Exercise directions
Please list all lines of the material below in which the string "title" occurs.

Data to examine
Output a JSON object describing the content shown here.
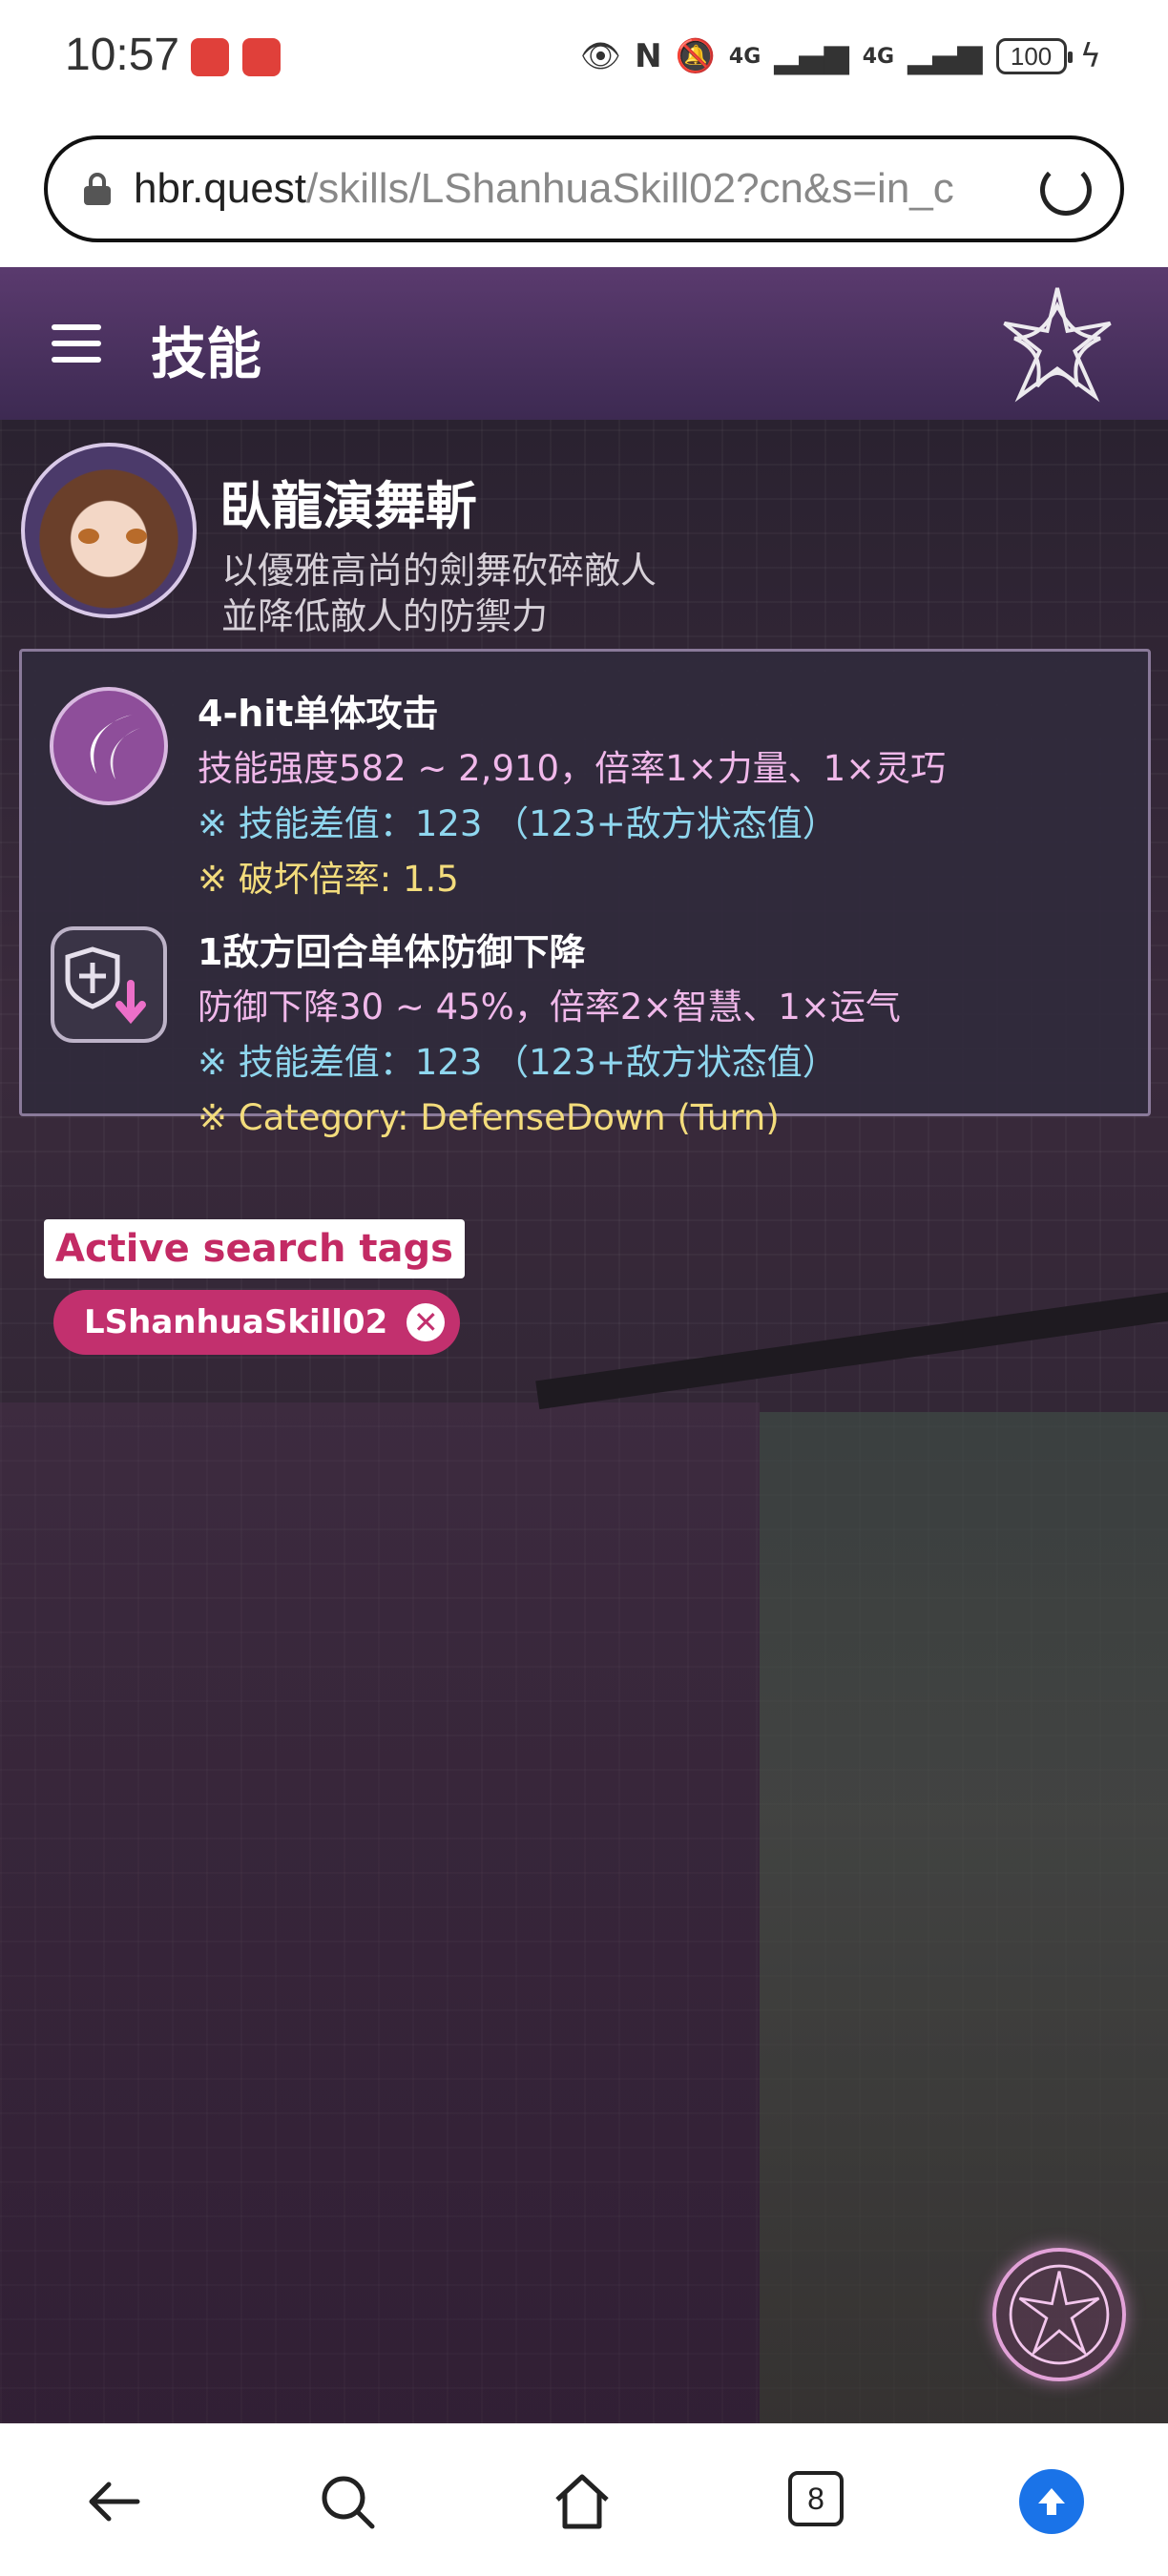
{
  "status_bar": {
    "time": "10:57",
    "network_1": "4G",
    "network_2": "4G",
    "battery": "100"
  },
  "browser": {
    "url_host": "hbr.quest",
    "url_path": "/skills/LShanhuaSkill02?cn&s=in_c",
    "tab_count": "8"
  },
  "header": {
    "title": "技能"
  },
  "skill": {
    "name": "臥龍演舞斬",
    "description_line1": "以優雅高尚的劍舞砍碎敵人",
    "description_line2": "並降低敵人的防禦力"
  },
  "effects": [
    {
      "title": "4-hit单体攻击",
      "line1": "技能强度582 ~ 2,910，倍率1×力量、1×灵巧",
      "line2": "※ 技能差值：123 （123+敌方状态值）",
      "line3": "※ 破坏倍率: 1.5",
      "icon": "slash-attack-icon"
    },
    {
      "title": "1敌方回合单体防御下降",
      "line1": "防御下降30 ~ 45%，倍率2×智慧、1×运气",
      "line2": "※ 技能差值：123 （123+敌方状态值）",
      "line3": "※ Category: DefenseDown (Turn)",
      "icon": "defense-down-icon"
    }
  ],
  "tags": {
    "label": "Active search tags",
    "items": [
      "LShanhuaSkill02"
    ],
    "close_glyph": "✕"
  },
  "colors": {
    "header_bg": "#4a3260",
    "accent_pink": "#c2306e",
    "text_pink": "#f0b8ea",
    "text_cyan": "#8fd7ef",
    "text_yellow": "#f3dc7c"
  }
}
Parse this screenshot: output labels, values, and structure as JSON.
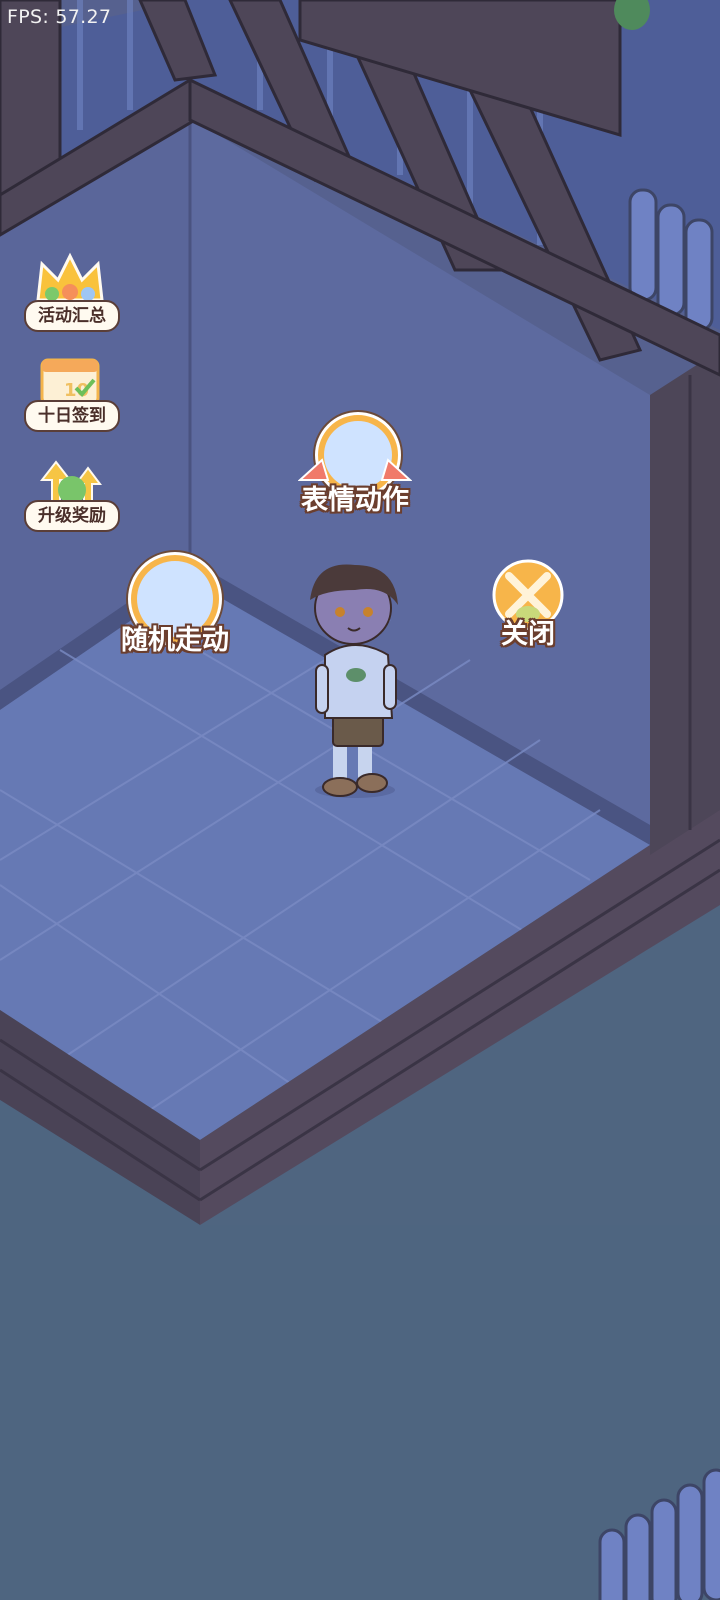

Solution
    "title": "技能"
      "title": "4-hit单体攻击",
      "title": "1敌方回合单体防御下降",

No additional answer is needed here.